[Source records]
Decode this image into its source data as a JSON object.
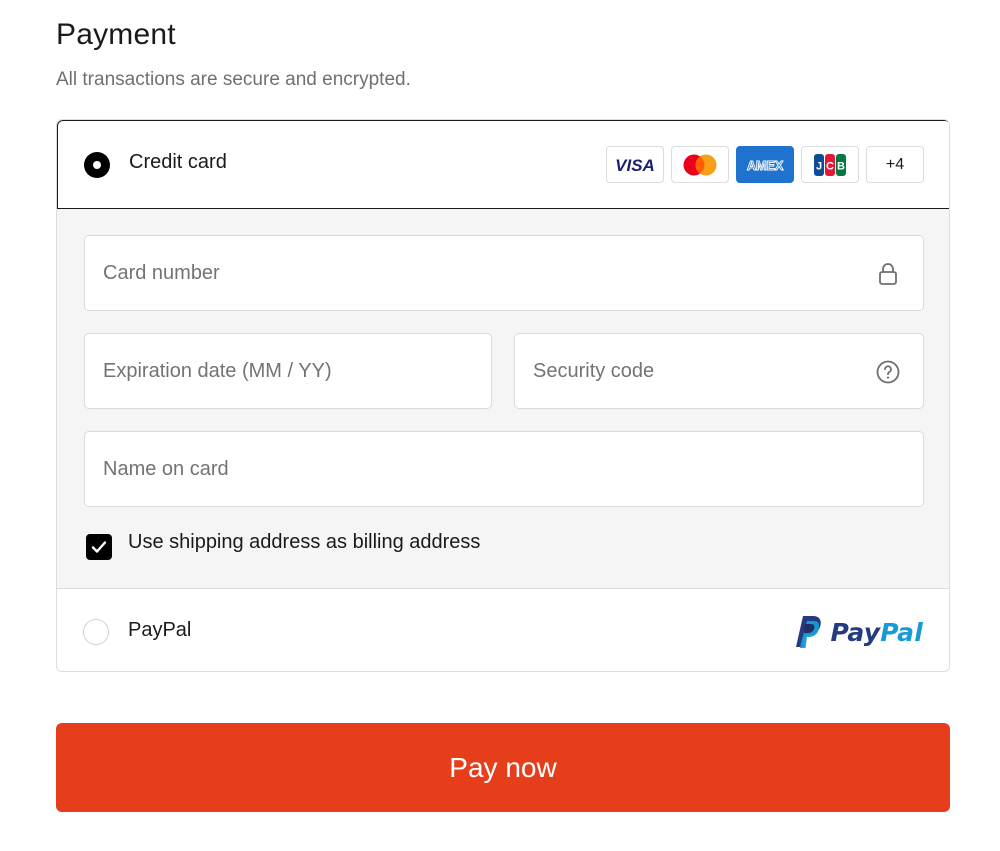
{
  "header": {
    "title": "Payment",
    "subtitle": "All transactions are secure and encrypted."
  },
  "payment_options": {
    "credit_card": {
      "label": "Credit card",
      "selected": true,
      "card_brands": [
        "visa-icon",
        "mastercard-icon",
        "amex-icon",
        "jcb-icon"
      ],
      "more_brands": "+4"
    },
    "paypal": {
      "label": "PayPal",
      "selected": false,
      "logo_text_pay": "Pay",
      "logo_text_pal": "Pal"
    }
  },
  "form": {
    "card_number": {
      "placeholder": "Card number",
      "value": "",
      "icon": "lock-icon"
    },
    "expiration": {
      "placeholder": "Expiration date (MM / YY)",
      "value": ""
    },
    "security_code": {
      "placeholder": "Security code",
      "value": "",
      "icon": "help-circle-icon"
    },
    "name_on_card": {
      "placeholder": "Name on card",
      "value": ""
    },
    "billing_checkbox": {
      "label": "Use shipping address as billing address",
      "checked": true
    }
  },
  "actions": {
    "pay_now": "Pay now"
  },
  "colors": {
    "pay_button": "#e63d1b",
    "form_background": "#f5f5f5",
    "selected_radio": "#000000",
    "paypal_dark_blue": "#253b80",
    "paypal_light_blue": "#179bd7",
    "amex_blue": "#1f72cd"
  }
}
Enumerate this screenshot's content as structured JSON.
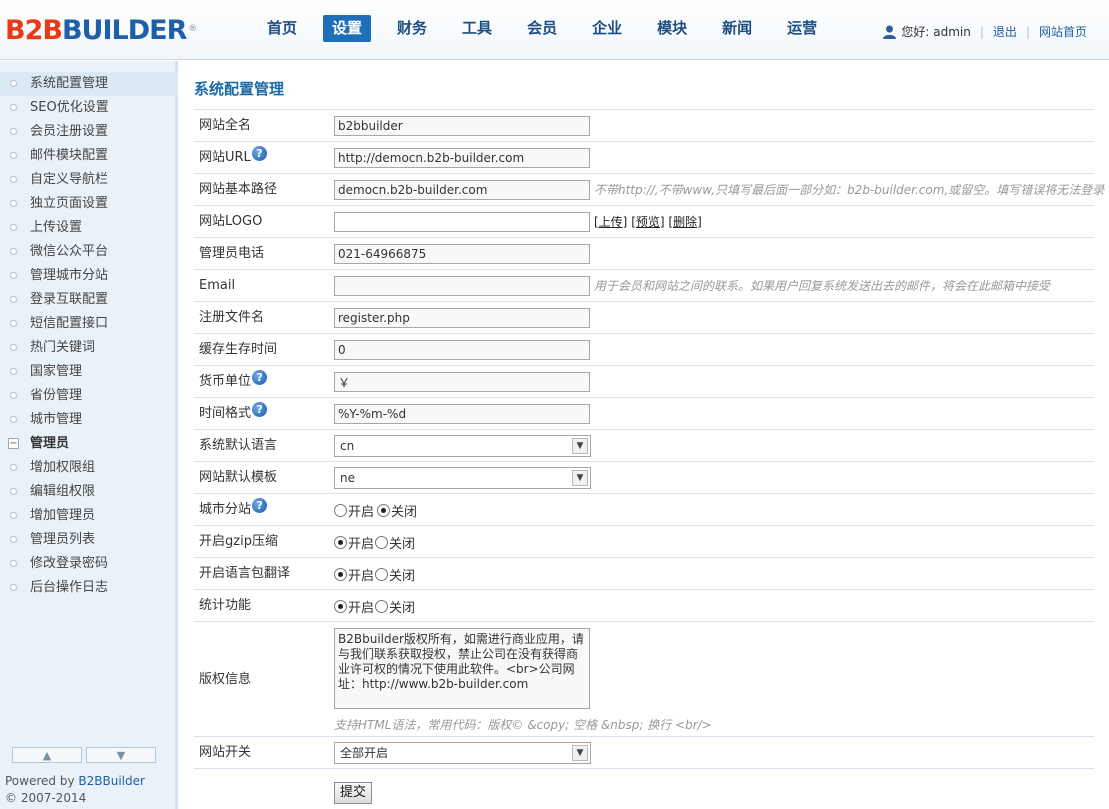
{
  "header": {
    "logo": {
      "part1": "B2B",
      "part2": "BUILDER",
      "mark": "®"
    },
    "nav": [
      {
        "label": "首页",
        "active": false
      },
      {
        "label": "设置",
        "active": true
      },
      {
        "label": "财务",
        "active": false
      },
      {
        "label": "工具",
        "active": false
      },
      {
        "label": "会员",
        "active": false
      },
      {
        "label": "企业",
        "active": false
      },
      {
        "label": "模块",
        "active": false
      },
      {
        "label": "新闻",
        "active": false
      },
      {
        "label": "运营",
        "active": false
      }
    ],
    "user": {
      "greeting": "您好: admin",
      "logout": "退出",
      "home": "网站首页",
      "icon": "user-icon"
    }
  },
  "sidebar": {
    "items": [
      "系统配置管理",
      "SEO优化设置",
      "会员注册设置",
      "邮件模块配置",
      "自定义导航栏",
      "独立页面设置",
      "上传设置",
      "微信公众平台",
      "管理城市分站",
      "登录互联配置",
      "短信配置接口",
      "热门关键词",
      "国家管理",
      "省份管理",
      "城市管理"
    ],
    "group": "管理员",
    "group_items": [
      "增加权限组",
      "编辑组权限",
      "增加管理员",
      "管理员列表",
      "修改登录密码",
      "后台操作日志"
    ],
    "powered_prefix": "Powered by ",
    "powered_brand": "B2BBuilder",
    "copyright": "© 2007-2014"
  },
  "main": {
    "title": "系统配置管理",
    "fields": {
      "site_name": {
        "label": "网站全名",
        "value": "b2bbuilder"
      },
      "site_url": {
        "label": "网站URL",
        "value": "http://democn.b2b-builder.com"
      },
      "base_path": {
        "label": "网站基本路径",
        "value": "democn.b2b-builder.com",
        "hint": "不带http://,不带www,只填写最后面一部分如：b2b-builder.com,或留空。填写错误将无法登录"
      },
      "logo": {
        "label": "网站LOGO",
        "value": "",
        "upload": "[上传]",
        "preview": "[预览]",
        "delete": "[删除]"
      },
      "admin_phone": {
        "label": "管理员电话",
        "value": "021-64966875"
      },
      "email": {
        "label": "Email",
        "value": "",
        "hint": "用于会员和网站之间的联系。如果用户回复系统发送出去的邮件，将会在此邮箱中接受"
      },
      "register_file": {
        "label": "注册文件名",
        "value": "register.php"
      },
      "cache_time": {
        "label": "缓存生存时间",
        "value": "0"
      },
      "currency": {
        "label": "货币单位",
        "value": "￥"
      },
      "time_format": {
        "label": "时间格式",
        "value": "%Y-%m-%d"
      },
      "language": {
        "label": "系统默认语言",
        "value": "cn"
      },
      "template": {
        "label": "网站默认模板",
        "value": "ne"
      },
      "city_site": {
        "label": "城市分站",
        "on": "开启",
        "off": "关闭",
        "selected": "off"
      },
      "gzip": {
        "label": "开启gzip压缩",
        "on": "开启",
        "off": "关闭",
        "selected": "on"
      },
      "lang_pack": {
        "label": "开启语言包翻译",
        "on": "开启",
        "off": "关闭",
        "selected": "on"
      },
      "stats": {
        "label": "统计功能",
        "on": "开启",
        "off": "关闭",
        "selected": "on"
      },
      "copyright": {
        "label": "版权信息",
        "value": "B2Bbuilder版权所有，如需进行商业应用，请与我们联系获取授权，禁止公司在没有获得商业许可权的情况下使用此软件。<br>公司网址：http://www.b2b-builder.com",
        "hint": "支持HTML语法，常用代码：版权© &copy; 空格 &nbsp; 换行 <br/>"
      },
      "site_switch": {
        "label": "网站开关",
        "value": "全部开启"
      }
    },
    "submit": "提交"
  }
}
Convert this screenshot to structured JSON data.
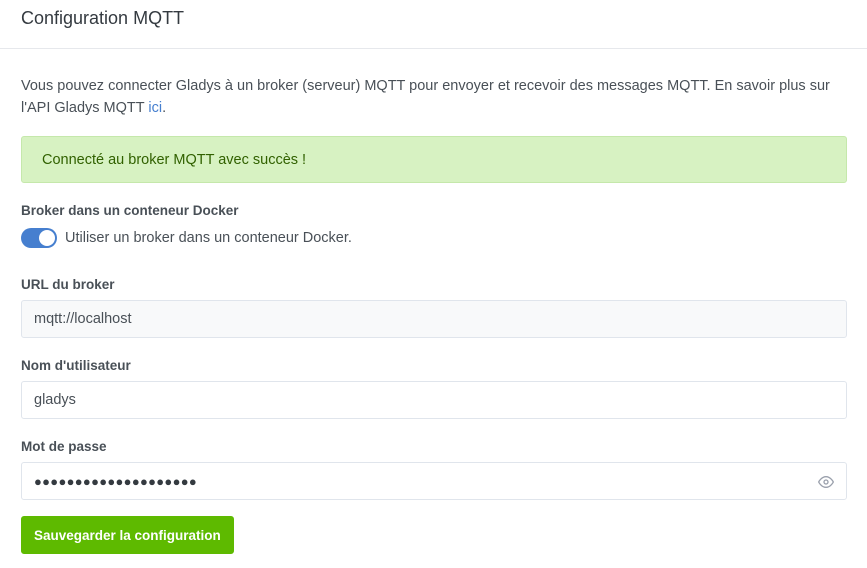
{
  "header": {
    "title": "Configuration MQTT"
  },
  "intro": {
    "text": "Vous pouvez connecter Gladys à un broker (serveur) MQTT pour envoyer et recevoir des messages MQTT. En savoir plus sur l'API Gladys MQTT ",
    "link_text": "ici",
    "suffix": "."
  },
  "alert": {
    "text": "Connecté au broker MQTT avec succès !",
    "color": "#d7f2c2"
  },
  "docker": {
    "label": "Broker dans un conteneur Docker",
    "toggle_label": "Utiliser un broker dans un conteneur Docker.",
    "enabled": true
  },
  "url_field": {
    "label": "URL du broker",
    "value": "mqtt://localhost"
  },
  "username_field": {
    "label": "Nom d'utilisateur",
    "value": "gladys"
  },
  "password_field": {
    "label": "Mot de passe",
    "masked_value": "●●●●●●●●●●●●●●●●●●●●",
    "toggle_icon": "eye-icon"
  },
  "save_button": {
    "label": "Sauvegarder la configuration",
    "color": "#5eba00"
  },
  "colors": {
    "accent": "#467fcf",
    "success": "#5eba00"
  }
}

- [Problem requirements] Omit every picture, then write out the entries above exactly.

- [Answer box]
Decode this image into its source data as a JSON object.
{
  "header": {
    "title": "Payment",
    "subtitle": "All transactions are secure and encrypted."
  },
  "payment_options": {
    "credit_card": {
      "label": "Credit card",
      "selected": true,
      "card_brands": [
        "visa-icon",
        "mastercard-icon",
        "amex-icon",
        "jcb-icon"
      ],
      "more_brands": "+4"
    },
    "paypal": {
      "label": "PayPal",
      "selected": false,
      "logo_text_pay": "Pay",
      "logo_text_pal": "Pal"
    }
  },
  "form": {
    "card_number": {
      "placeholder": "Card number",
      "value": "",
      "icon": "lock-icon"
    },
    "expiration": {
      "placeholder": "Expiration date (MM / YY)",
      "value": ""
    },
    "security_code": {
      "placeholder": "Security code",
      "value": "",
      "icon": "help-circle-icon"
    },
    "name_on_card": {
      "placeholder": "Name on card",
      "value": ""
    },
    "billing_checkbox": {
      "label": "Use shipping address as billing address",
      "checked": true
    }
  },
  "actions": {
    "pay_now": "Pay now"
  },
  "colors": {
    "pay_button": "#e63d1b",
    "form_background": "#f5f5f5",
    "selected_radio": "#000000",
    "paypal_dark_blue": "#253b80",
    "paypal_light_blue": "#179bd7",
    "amex_blue": "#1f72cd"
  }
}
Enumerate this screenshot's content as structured JSON.
{
  "header": {
    "logo": {
      "part1": "B2B",
      "part2": "BUILDER",
      "mark": "®"
    },
    "nav": [
      {
        "label": "首页",
        "active": false
      },
      {
        "label": "设置",
        "active": true
      },
      {
        "label": "财务",
        "active": false
      },
      {
        "label": "工具",
        "active": false
      },
      {
        "label": "会员",
        "active": false
      },
      {
        "label": "企业",
        "active": false
      },
      {
        "label": "模块",
        "active": false
      },
      {
        "label": "新闻",
        "active": false
      },
      {
        "label": "运营",
        "active": false
      }
    ],
    "user": {
      "greeting": "您好: admin",
      "logout": "退出",
      "home": "网站首页",
      "icon": "user-icon"
    }
  },
  "sidebar": {
    "items": [
      "系统配置管理",
      "SEO优化设置",
      "会员注册设置",
      "邮件模块配置",
      "自定义导航栏",
      "独立页面设置",
      "上传设置",
      "微信公众平台",
      "管理城市分站",
      "登录互联配置",
      "短信配置接口",
      "热门关键词",
      "国家管理",
      "省份管理",
      "城市管理"
    ],
    "group": "管理员",
    "group_items": [
      "增加权限组",
      "编辑组权限",
      "增加管理员",
      "管理员列表",
      "修改登录密码",
      "后台操作日志"
    ],
    "powered_prefix": "Powered by ",
    "powered_brand": "B2BBuilder",
    "copyright": "© 2007-2014"
  },
  "main": {
    "title": "系统配置管理",
    "fields": {
      "site_name": {
        "label": "网站全名",
        "value": "b2bbuilder"
      },
      "site_url": {
        "label": "网站URL",
        "value": "http://democn.b2b-builder.com"
      },
      "base_path": {
        "label": "网站基本路径",
        "value": "democn.b2b-builder.com",
        "hint": "不带http://,不带www,只填写最后面一部分如：b2b-builder.com,或留空。填写错误将无法登录"
      },
      "logo": {
        "label": "网站LOGO",
        "value": "",
        "upload": "[上传]",
        "preview": "[预览]",
        "delete": "[删除]"
      },
      "admin_phone": {
        "label": "管理员电话",
        "value": "021-64966875"
      },
      "email": {
        "label": "Email",
        "value": "",
        "hint": "用于会员和网站之间的联系。如果用户回复系统发送出去的邮件，将会在此邮箱中接受"
      },
      "register_file": {
        "label": "注册文件名",
        "value": "register.php"
      },
      "cache_time": {
        "label": "缓存生存时间",
        "value": "0"
      },
      "currency": {
        "label": "货币单位",
        "value": "￥"
      },
      "time_format": {
        "label": "时间格式",
        "value": "%Y-%m-%d"
      },
      "language": {
        "label": "系统默认语言",
        "value": "cn"
      },
      "template": {
        "label": "网站默认模板",
        "value": "ne"
      },
      "city_site": {
        "label": "城市分站",
        "on": "开启",
        "off": "关闭",
        "selected": "off"
      },
      "gzip": {
        "label": "开启gzip压缩",
        "on": "开启",
        "off": "关闭",
        "selected": "on"
      },
      "lang_pack": {
        "label": "开启语言包翻译",
        "on": "开启",
        "off": "关闭",
        "selected": "on"
      },
      "stats": {
        "label": "统计功能",
        "on": "开启",
        "off": "关闭",
        "selected": "on"
      },
      "copyright": {
        "label": "版权信息",
        "value": "B2Bbuilder版权所有，如需进行商业应用，请与我们联系获取授权，禁止公司在没有获得商业许可权的情况下使用此软件。<br>公司网址：http://www.b2b-builder.com",
        "hint": "支持HTML语法，常用代码：版权© &copy; 空格 &nbsp; 换行 <br/>"
      },
      "site_switch": {
        "label": "网站开关",
        "value": "全部开启"
      }
    },
    "submit": "提交"
  }
}
Convert this screenshot to structured JSON data.
{
  "header": {
    "title": "Configuration MQTT"
  },
  "intro": {
    "text": "Vous pouvez connecter Gladys à un broker (serveur) MQTT pour envoyer et recevoir des messages MQTT. En savoir plus sur l'API Gladys MQTT ",
    "link_text": "ici",
    "suffix": "."
  },
  "alert": {
    "text": "Connecté au broker MQTT avec succès !",
    "color": "#d7f2c2"
  },
  "docker": {
    "label": "Broker dans un conteneur Docker",
    "toggle_label": "Utiliser un broker dans un conteneur Docker.",
    "enabled": true
  },
  "url_field": {
    "label": "URL du broker",
    "value": "mqtt://localhost"
  },
  "username_field": {
    "label": "Nom d'utilisateur",
    "value": "gladys"
  },
  "password_field": {
    "label": "Mot de passe",
    "masked_value": "●●●●●●●●●●●●●●●●●●●●",
    "toggle_icon": "eye-icon"
  },
  "save_button": {
    "label": "Sauvegarder la configuration",
    "color": "#5eba00"
  },
  "colors": {
    "accent": "#467fcf",
    "success": "#5eba00"
  }
}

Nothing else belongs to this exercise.